◆ TASK STATEMENT
All records below are to be set down precisely as written, excluding pictures.

◆ SOURCE DATA
↓

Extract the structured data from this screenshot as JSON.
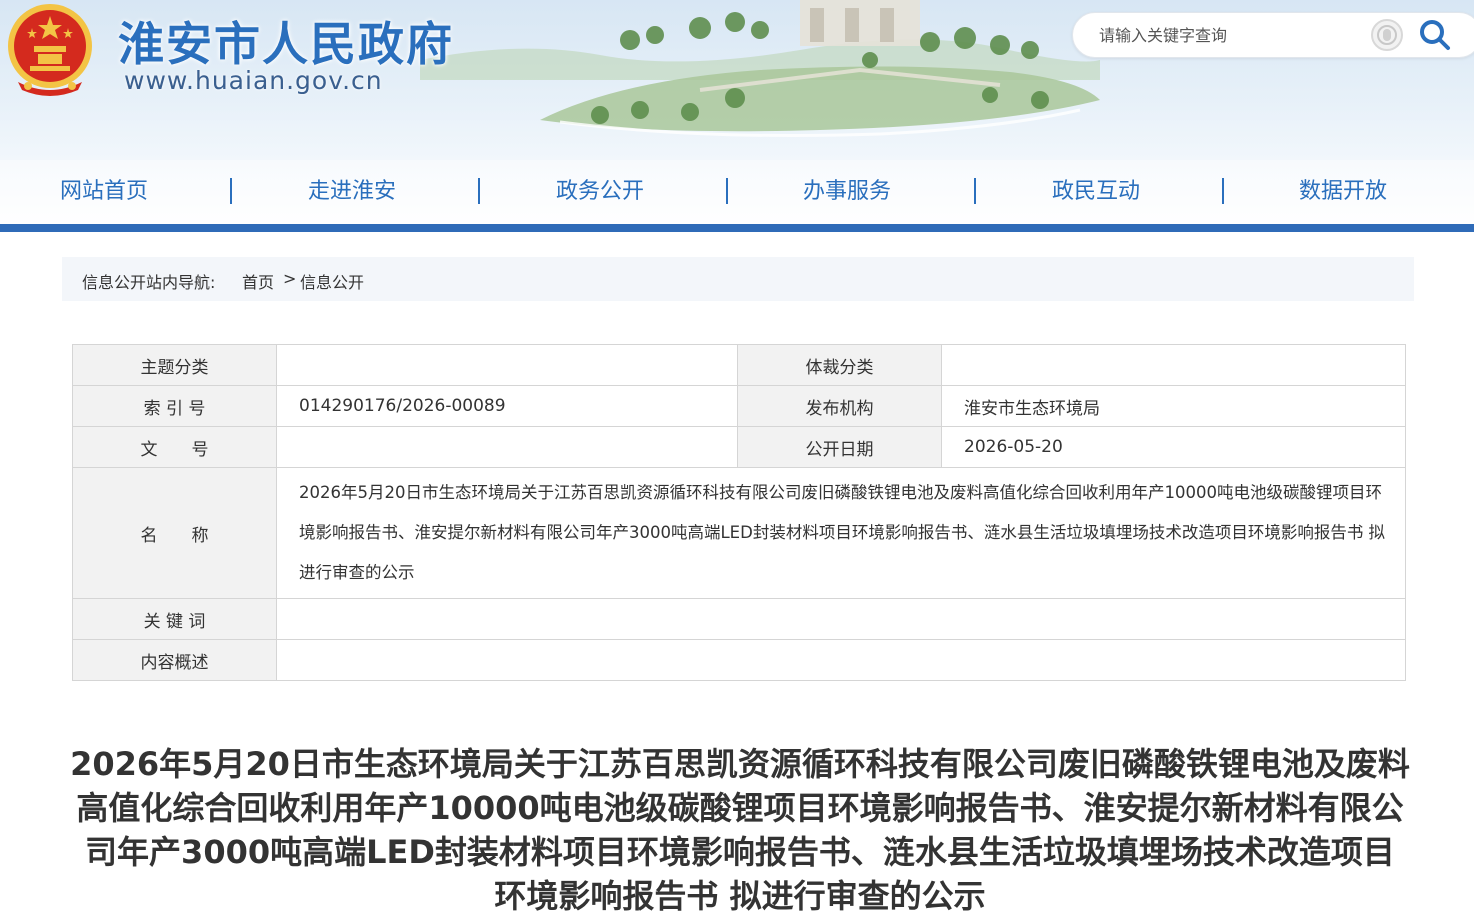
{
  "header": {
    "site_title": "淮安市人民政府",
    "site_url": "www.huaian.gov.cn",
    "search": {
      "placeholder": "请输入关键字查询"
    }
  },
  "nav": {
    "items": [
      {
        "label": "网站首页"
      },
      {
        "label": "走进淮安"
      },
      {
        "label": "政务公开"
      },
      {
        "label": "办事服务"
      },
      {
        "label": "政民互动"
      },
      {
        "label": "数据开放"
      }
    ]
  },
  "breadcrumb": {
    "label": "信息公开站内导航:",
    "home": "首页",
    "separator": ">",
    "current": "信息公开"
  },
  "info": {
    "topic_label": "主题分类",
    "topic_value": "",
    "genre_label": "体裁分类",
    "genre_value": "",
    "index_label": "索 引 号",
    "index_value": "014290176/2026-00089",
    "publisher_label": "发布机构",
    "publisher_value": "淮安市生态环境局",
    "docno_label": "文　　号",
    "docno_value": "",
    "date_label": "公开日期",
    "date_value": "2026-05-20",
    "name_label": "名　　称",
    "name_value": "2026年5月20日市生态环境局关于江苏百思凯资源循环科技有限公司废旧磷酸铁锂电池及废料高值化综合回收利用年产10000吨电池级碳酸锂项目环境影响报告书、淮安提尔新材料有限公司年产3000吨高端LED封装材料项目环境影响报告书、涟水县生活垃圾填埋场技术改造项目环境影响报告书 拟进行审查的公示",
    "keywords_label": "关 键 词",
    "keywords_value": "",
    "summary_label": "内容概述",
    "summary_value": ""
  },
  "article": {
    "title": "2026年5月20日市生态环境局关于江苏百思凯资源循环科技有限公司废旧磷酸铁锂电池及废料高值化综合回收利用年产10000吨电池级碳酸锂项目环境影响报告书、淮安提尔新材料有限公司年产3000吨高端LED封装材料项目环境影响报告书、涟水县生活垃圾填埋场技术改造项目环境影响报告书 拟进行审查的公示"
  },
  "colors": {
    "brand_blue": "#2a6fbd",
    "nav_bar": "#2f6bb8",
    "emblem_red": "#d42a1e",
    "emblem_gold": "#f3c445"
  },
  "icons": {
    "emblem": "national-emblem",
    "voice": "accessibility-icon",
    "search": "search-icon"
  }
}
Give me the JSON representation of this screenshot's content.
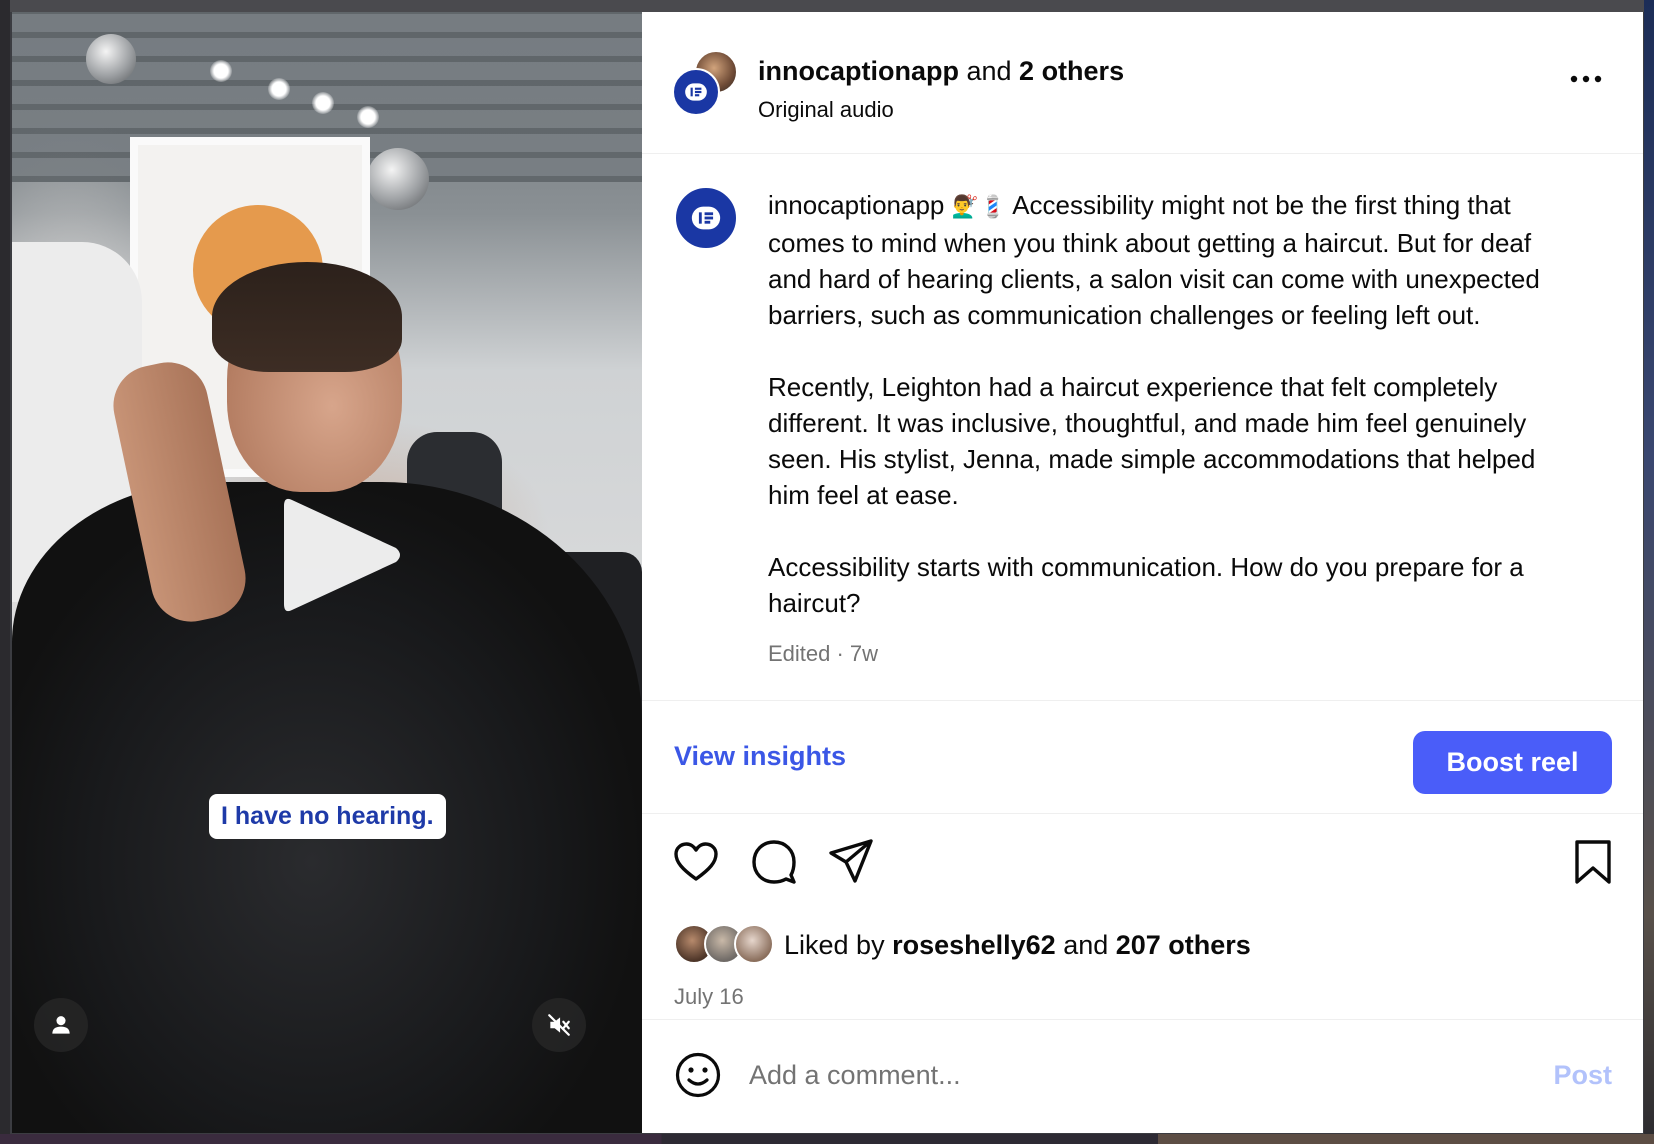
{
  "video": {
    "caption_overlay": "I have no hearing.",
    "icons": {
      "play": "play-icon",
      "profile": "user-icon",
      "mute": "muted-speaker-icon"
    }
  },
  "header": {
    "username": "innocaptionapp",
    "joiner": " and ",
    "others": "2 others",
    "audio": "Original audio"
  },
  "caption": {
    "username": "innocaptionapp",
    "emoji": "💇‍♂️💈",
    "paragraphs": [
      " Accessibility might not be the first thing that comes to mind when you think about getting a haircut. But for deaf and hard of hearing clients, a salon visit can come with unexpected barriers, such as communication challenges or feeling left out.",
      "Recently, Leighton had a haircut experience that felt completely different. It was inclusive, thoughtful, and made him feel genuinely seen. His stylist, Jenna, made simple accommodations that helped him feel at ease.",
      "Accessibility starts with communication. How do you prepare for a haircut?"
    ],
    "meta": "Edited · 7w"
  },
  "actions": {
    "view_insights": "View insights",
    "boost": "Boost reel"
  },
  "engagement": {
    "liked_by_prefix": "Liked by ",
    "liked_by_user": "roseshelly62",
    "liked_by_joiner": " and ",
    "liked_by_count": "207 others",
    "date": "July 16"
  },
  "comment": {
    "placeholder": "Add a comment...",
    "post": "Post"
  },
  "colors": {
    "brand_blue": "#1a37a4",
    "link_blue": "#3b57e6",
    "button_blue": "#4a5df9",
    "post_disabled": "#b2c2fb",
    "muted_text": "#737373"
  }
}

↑

◆ PROBLEM SOLUTION
Extract the structured data from this screenshot as JSON.
{
  "header": {
    "site_title": "淮安市人民政府",
    "site_url": "www.huaian.gov.cn",
    "search": {
      "placeholder": "请输入关键字查询"
    }
  },
  "nav": {
    "items": [
      {
        "label": "网站首页"
      },
      {
        "label": "走进淮安"
      },
      {
        "label": "政务公开"
      },
      {
        "label": "办事服务"
      },
      {
        "label": "政民互动"
      },
      {
        "label": "数据开放"
      }
    ]
  },
  "breadcrumb": {
    "label": "信息公开站内导航:",
    "home": "首页",
    "separator": ">",
    "current": "信息公开"
  },
  "info": {
    "topic_label": "主题分类",
    "topic_value": "",
    "genre_label": "体裁分类",
    "genre_value": "",
    "index_label": "索 引 号",
    "index_value": "014290176/2026-00089",
    "publisher_label": "发布机构",
    "publisher_value": "淮安市生态环境局",
    "docno_label": "文　　号",
    "docno_value": "",
    "date_label": "公开日期",
    "date_value": "2026-05-20",
    "name_label": "名　　称",
    "name_value": "2026年5月20日市生态环境局关于江苏百思凯资源循环科技有限公司废旧磷酸铁锂电池及废料高值化综合回收利用年产10000吨电池级碳酸锂项目环境影响报告书、淮安提尔新材料有限公司年产3000吨高端LED封装材料项目环境影响报告书、涟水县生活垃圾填埋场技术改造项目环境影响报告书 拟进行审查的公示",
    "keywords_label": "关 键 词",
    "keywords_value": "",
    "summary_label": "内容概述",
    "summary_value": ""
  },
  "article": {
    "title": "2026年5月20日市生态环境局关于江苏百思凯资源循环科技有限公司废旧磷酸铁锂电池及废料高值化综合回收利用年产10000吨电池级碳酸锂项目环境影响报告书、淮安提尔新材料有限公司年产3000吨高端LED封装材料项目环境影响报告书、涟水县生活垃圾填埋场技术改造项目环境影响报告书 拟进行审查的公示"
  },
  "colors": {
    "brand_blue": "#2a6fbd",
    "nav_bar": "#2f6bb8",
    "emblem_red": "#d42a1e",
    "emblem_gold": "#f3c445"
  },
  "icons": {
    "emblem": "national-emblem",
    "voice": "accessibility-icon",
    "search": "search-icon"
  }
}
Give me the JSON representation of this screenshot's content.
{
  "video": {
    "caption_overlay": "I have no hearing.",
    "icons": {
      "play": "play-icon",
      "profile": "user-icon",
      "mute": "muted-speaker-icon"
    }
  },
  "header": {
    "username": "innocaptionapp",
    "joiner": " and ",
    "others": "2 others",
    "audio": "Original audio"
  },
  "caption": {
    "username": "innocaptionapp",
    "emoji": "💇‍♂️💈",
    "paragraphs": [
      " Accessibility might not be the first thing that comes to mind when you think about getting a haircut. But for deaf and hard of hearing clients, a salon visit can come with unexpected barriers, such as communication challenges or feeling left out.",
      "Recently, Leighton had a haircut experience that felt completely different. It was inclusive, thoughtful, and made him feel genuinely seen. His stylist, Jenna, made simple accommodations that helped him feel at ease.",
      "Accessibility starts with communication. How do you prepare for a haircut?"
    ],
    "meta": "Edited · 7w"
  },
  "actions": {
    "view_insights": "View insights",
    "boost": "Boost reel"
  },
  "engagement": {
    "liked_by_prefix": "Liked by ",
    "liked_by_user": "roseshelly62",
    "liked_by_joiner": " and ",
    "liked_by_count": "207 others",
    "date": "July 16"
  },
  "comment": {
    "placeholder": "Add a comment...",
    "post": "Post"
  },
  "colors": {
    "brand_blue": "#1a37a4",
    "link_blue": "#3b57e6",
    "button_blue": "#4a5df9",
    "post_disabled": "#b2c2fb",
    "muted_text": "#737373"
  }
}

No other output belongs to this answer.